“When we first wrote the script, I envisioned the main character as a man in his forties, devoid of hope. He accepted the space trip as a diversion from death row. Somebody who was tired of life. It's terrible to say, but I had Philip Seymour Hoffman in mind to star. But then he was tired of life himself, and he died.” It was the casting agent who kept pressing Denis to meet with this young actor: Robert Pattinson, who reached stardom thanks to the Twilight franchise. Denis was reluctant. “Way too young, way too iconic. But while we were waiting to get the financing together – which took years – Robert kept visiting me in Paris. I'm getting older every month, he told me. In the end you will accept me.” And that exactly what happened. “Maybe he is still too iconic, but I couldn't have made the film without him. Robert was really passionate about this project and fearless and very committed. He waited five years.”

The story – and some scenes in particular – make quite an impact on the viewer. “It’s good if the images are haunting you”, says Denis. “They are still haunting me and the actors as well. That’s the purpose of cinema. To act and to direct is all about sharing emotions. And emotions do linger.”
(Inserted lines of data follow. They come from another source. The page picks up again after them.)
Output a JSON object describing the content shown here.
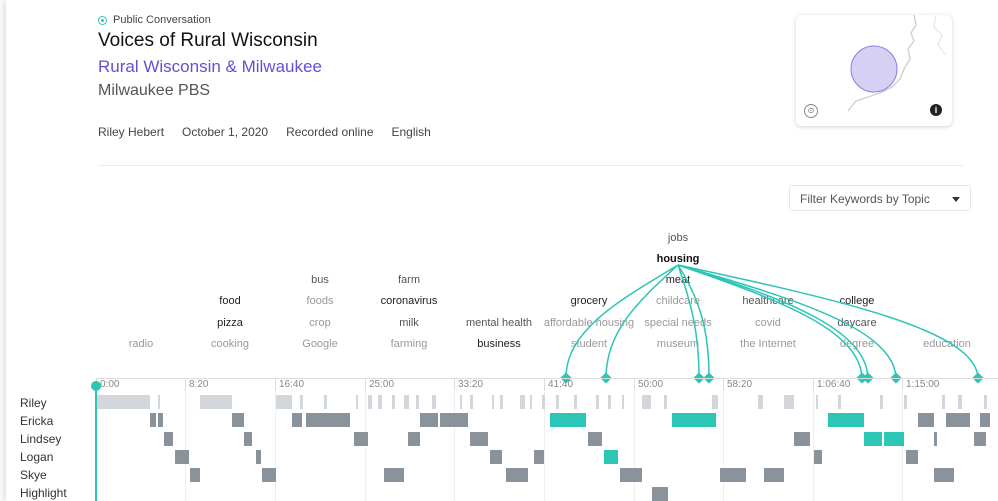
{
  "header": {
    "kicker": "Public Conversation",
    "title": "Voices of Rural Wisconsin",
    "subtitle": "Rural Wisconsin & Milwaukee",
    "org": "Milwaukee PBS"
  },
  "meta": {
    "host": "Riley Hebert",
    "date": "October 1, 2020",
    "mode": "Recorded online",
    "language": "English"
  },
  "filter": {
    "label": "Filter Keywords by Topic"
  },
  "map": {
    "colors": {
      "circle": "#c8c0f0",
      "circle_stroke": "#8a7ce0"
    }
  },
  "colors": {
    "accent": "#2cc5b6",
    "speaker_bar": "#8a939c",
    "host_bar": "#d3d7db"
  },
  "keywords": [
    {
      "label": "jobs",
      "weight": 1
    },
    {
      "label": "housing",
      "weight": 3
    },
    {
      "label": "meat",
      "weight": 2
    },
    {
      "label": "bus",
      "weight": 1
    },
    {
      "label": "farm",
      "weight": 1
    },
    {
      "label": "food",
      "weight": 2
    },
    {
      "label": "foods",
      "weight": 0
    },
    {
      "label": "coronavirus",
      "weight": 2
    },
    {
      "label": "grocery",
      "weight": 2
    },
    {
      "label": "childcare",
      "weight": 0
    },
    {
      "label": "healthcare",
      "weight": 1
    },
    {
      "label": "college",
      "weight": 2
    },
    {
      "label": "pizza",
      "weight": 2
    },
    {
      "label": "crop",
      "weight": 0
    },
    {
      "label": "milk",
      "weight": 1
    },
    {
      "label": "mental health",
      "weight": 1
    },
    {
      "label": "affordable housing",
      "weight": 0
    },
    {
      "label": "special needs",
      "weight": 0
    },
    {
      "label": "covid",
      "weight": 0
    },
    {
      "label": "daycare",
      "weight": 1
    },
    {
      "label": "radio",
      "weight": 0
    },
    {
      "label": "cooking",
      "weight": 0
    },
    {
      "label": "Google",
      "weight": 0
    },
    {
      "label": "farming",
      "weight": 0
    },
    {
      "label": "business",
      "weight": 2
    },
    {
      "label": "student",
      "weight": 0
    },
    {
      "label": "museum",
      "weight": 0
    },
    {
      "label": "the Internet",
      "weight": 0
    },
    {
      "label": "degree",
      "weight": 0
    },
    {
      "label": "education",
      "weight": 0
    }
  ],
  "timeline": {
    "ticks": [
      "0:00",
      "8:20",
      "16:40",
      "25:00",
      "33:20",
      "41:40",
      "50:00",
      "58:20",
      "1:06:40",
      "1:15:00"
    ],
    "speakers": [
      "Riley",
      "Ericka",
      "Lindsey",
      "Logan",
      "Skye",
      "Highlight"
    ]
  }
}
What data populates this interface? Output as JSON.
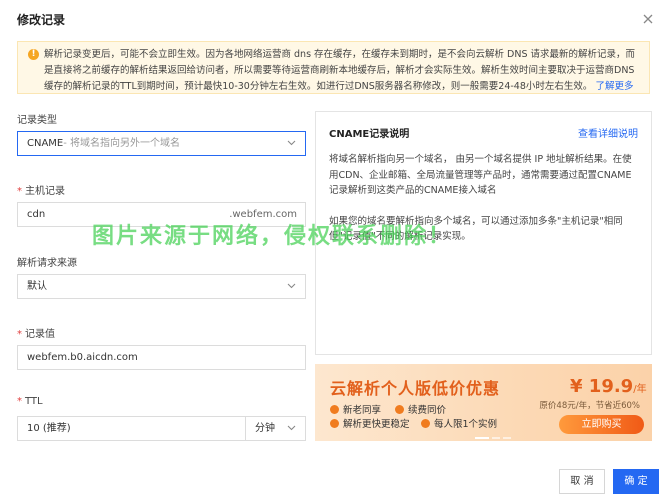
{
  "dialog": {
    "title": "修改记录",
    "notice": {
      "text": "解析记录变更后，可能不会立即生效。因为各地网络运营商 dns 存在缓存，在缓存未到期时，是不会向云解析 DNS 请求最新的解析记录，而是直接将之前缓存的解析结果返回给访问者，所以需要等待运营商刷新本地缓存后，解析才会实际生效。解析生效时间主要取决于运营商DNS缓存的解析记录的TTL到期时间，预计最快10-30分钟左右生效。如进行过DNS服务器名称修改，则一般需要24-48小时左右生效。",
      "link": "了解更多"
    }
  },
  "form": {
    "record_type": {
      "label": "记录类型",
      "value": "CNAME",
      "hint": "- 将域名指向另外一个域名"
    },
    "host": {
      "label": "主机记录",
      "value": "cdn",
      "suffix": ".webfem.com"
    },
    "line": {
      "label": "解析请求来源",
      "value": "默认"
    },
    "record_value": {
      "label": "记录值",
      "value": "webfem.b0.aicdn.com"
    },
    "ttl": {
      "label": "TTL",
      "value": "10 (推荐)",
      "unit": "分钟"
    }
  },
  "help": {
    "title": "CNAME记录说明",
    "link": "查看详细说明",
    "p1": "将域名解析指向另一个域名， 由另一个域名提供 IP 地址解析结果。在使用CDN、企业邮箱、全局流量管理等产品时，通常需要通过配置CNAME记录解析到这类产品的CNAME接入域名",
    "p2": "如果您的域名要解析指向多个域名，可以通过添加多条\"主机记录\"相同但\"记录值\"不同的解析记录实现。"
  },
  "ad": {
    "title": "云解析个人版低价优惠",
    "features": [
      "新老同享",
      "续费同价",
      "解析更快更稳定",
      "每人限1个实例"
    ],
    "price": "¥ 19.9",
    "price_unit": "/年",
    "original": "原价48元/年，节省近60%",
    "buy": "立即购买"
  },
  "watermark": "图片来源于网络，侵权联系删除！",
  "buttons": {
    "cancel": "取 消",
    "ok": "确 定"
  },
  "colors": {
    "primary": "#2468f2",
    "warning": "#f5a623",
    "ad_accent": "#e2601c"
  }
}
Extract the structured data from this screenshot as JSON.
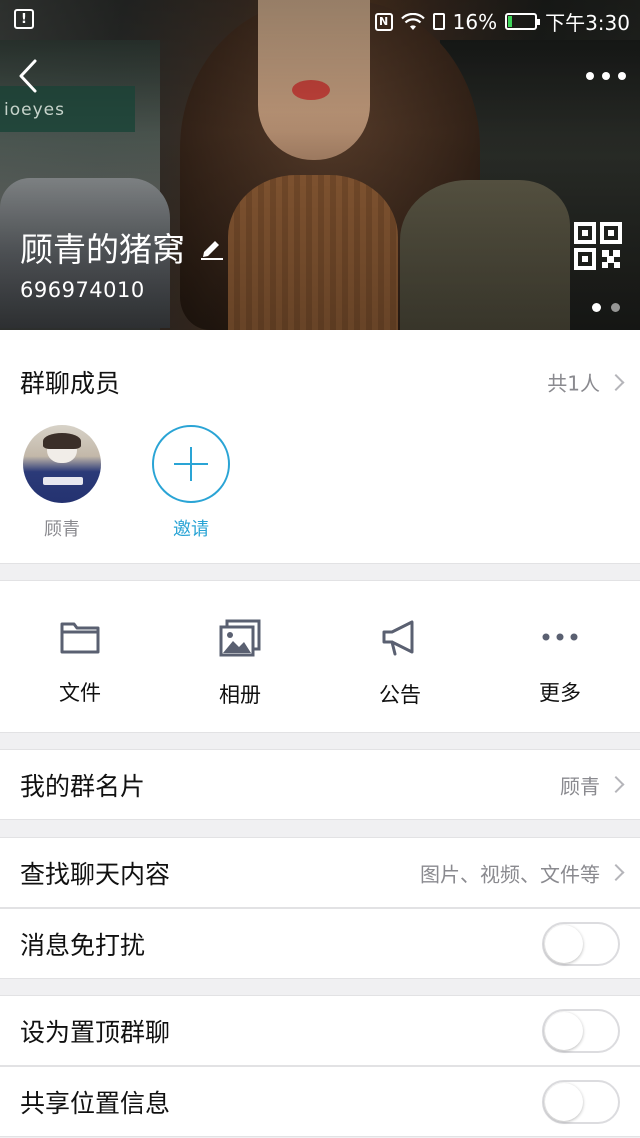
{
  "status_bar": {
    "alert_glyph": "!",
    "nfc_label": "N",
    "battery": "16%",
    "battery_level": 0.16,
    "time": "下午3:30"
  },
  "header": {
    "group_name": "顾青的猪窝",
    "group_id": "696974010",
    "photo_scene_sign": "ioeyes",
    "pager_total": 2,
    "pager_active": 1
  },
  "members": {
    "title": "群聊成员",
    "count_label": "共1人",
    "list": [
      {
        "name": "顾青"
      }
    ],
    "invite_label": "邀请"
  },
  "actions": [
    {
      "label": "文件",
      "icon": "folder-icon"
    },
    {
      "label": "相册",
      "icon": "photo-album-icon"
    },
    {
      "label": "公告",
      "icon": "megaphone-icon"
    },
    {
      "label": "更多",
      "icon": "more-dots-icon"
    }
  ],
  "settings": {
    "my_card": {
      "label": "我的群名片",
      "value": "顾青"
    },
    "search_chat": {
      "label": "查找聊天内容",
      "value": "图片、视频、文件等"
    },
    "mute": {
      "label": "消息免打扰",
      "on": false
    },
    "pin_top": {
      "label": "设为置顶群聊",
      "on": false
    },
    "share_location": {
      "label": "共享位置信息",
      "on": false
    }
  },
  "colors": {
    "accent": "#2aa4d5",
    "secondary_text": "#8a8a8f",
    "divider": "#e2e2e4",
    "background": "#f0f0f2"
  }
}
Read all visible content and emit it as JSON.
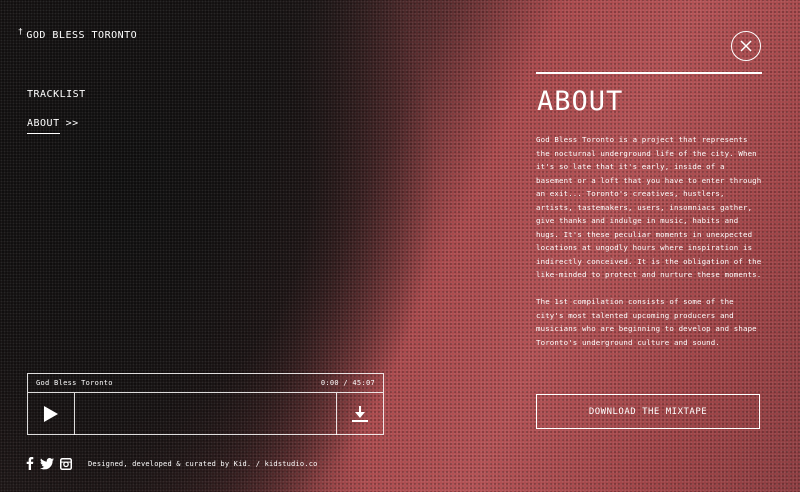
{
  "site": {
    "logo_mark": "†",
    "logo_text": "GOD BLESS TORONTO"
  },
  "nav": {
    "items": [
      {
        "label": "TRACKLIST"
      },
      {
        "label": "ABOUT",
        "arrows": ">>"
      }
    ]
  },
  "player": {
    "track_title": "God Bless Toronto",
    "time": "0:00 / 45:07",
    "play_icon": "play-icon",
    "download_icon": "download-icon"
  },
  "footer": {
    "social_icons": [
      "facebook-icon",
      "twitter-icon",
      "instagram-icon"
    ],
    "credit": "Designed, developed & curated by Kid. / kidstudio.co"
  },
  "about": {
    "title": "ABOUT",
    "paragraphs": [
      "God Bless Toronto is a project that represents the nocturnal underground life of the city. When it's so late that it's early, inside of a basement or a loft that you have to enter through an exit... Toronto's creatives, hustlers, artists, tastemakers, users, insomniacs gather, give thanks and indulge in music, habits and hugs. It's these peculiar moments in unexpected locations at ungodly hours where inspiration is indirectly conceived. It is the obligation of the like-minded to protect and nurture these moments.",
      "The 1st compilation consists of some of the city's most talented upcoming producers and musicians who are beginning to develop and shape Toronto's underground culture and sound."
    ],
    "download_label": "DOWNLOAD THE MIXTAPE",
    "close_icon": "close-icon"
  },
  "colors": {
    "text": "#ffffff",
    "dark_bg": "#1c1616",
    "accent_red": "#a8474a"
  }
}
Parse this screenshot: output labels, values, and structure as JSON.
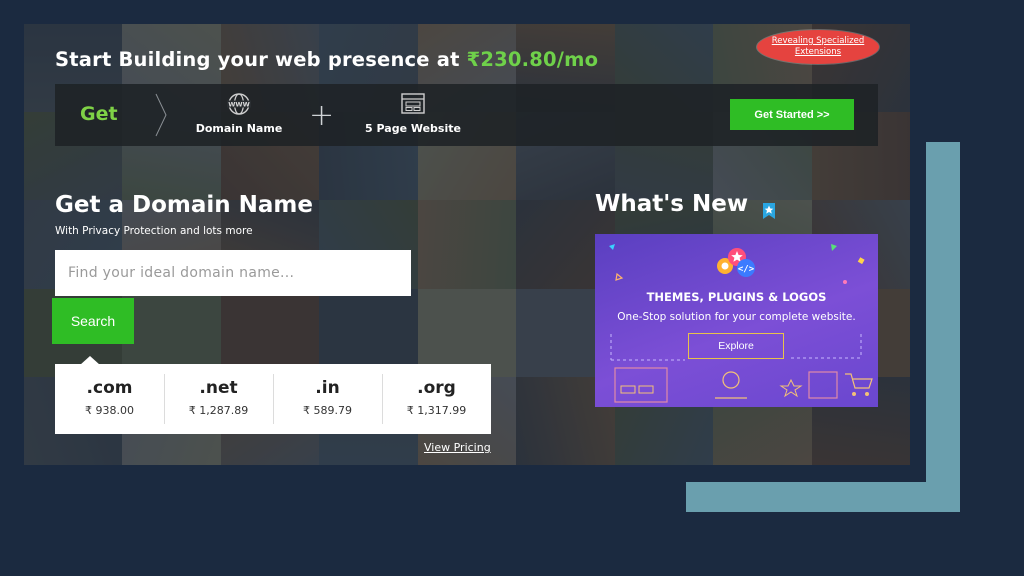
{
  "colors": {
    "accent_green": "#2fbd25",
    "price_green": "#6fd14a",
    "ribbon_red": "#e5433f",
    "promo_purple": "#6a47cf"
  },
  "header": {
    "headline": "Start Building your web presence at",
    "price": "₹230.80/mo",
    "ribbon_line1": "Revealing Specialized",
    "ribbon_line2": "Extensions"
  },
  "bundle_bar": {
    "get_label": "Get",
    "item1_label": "Domain Name",
    "item1_icon": "www-globe-icon",
    "plus": "+",
    "item2_label": "5 Page Website",
    "item2_icon": "website-layout-icon",
    "cta_label": "Get Started >>"
  },
  "domain_search": {
    "title": "Get a Domain Name",
    "subtitle": "With Privacy Protection and lots more",
    "placeholder": "Find your ideal domain name...",
    "button_label": "Search",
    "tlds": [
      {
        "ext": ".com",
        "price": "₹ 938.00"
      },
      {
        "ext": ".net",
        "price": "₹ 1,287.89"
      },
      {
        "ext": ".in",
        "price": "₹ 589.79"
      },
      {
        "ext": ".org",
        "price": "₹ 1,317.99"
      }
    ],
    "view_pricing": "View Pricing"
  },
  "whats_new": {
    "title": "What's New",
    "badge_icon": "bookmark-star-icon",
    "promo_heading": "THEMES, PLUGINS & LOGOS",
    "promo_sub": "One-Stop solution for your complete website.",
    "explore_label": "Explore"
  }
}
High Life will be in the theatres 14 March!

Watch the masterclass with Claire Denis here

More interviews of IFFR 2019

Photo in header: Claire Denis © Melle Meivogel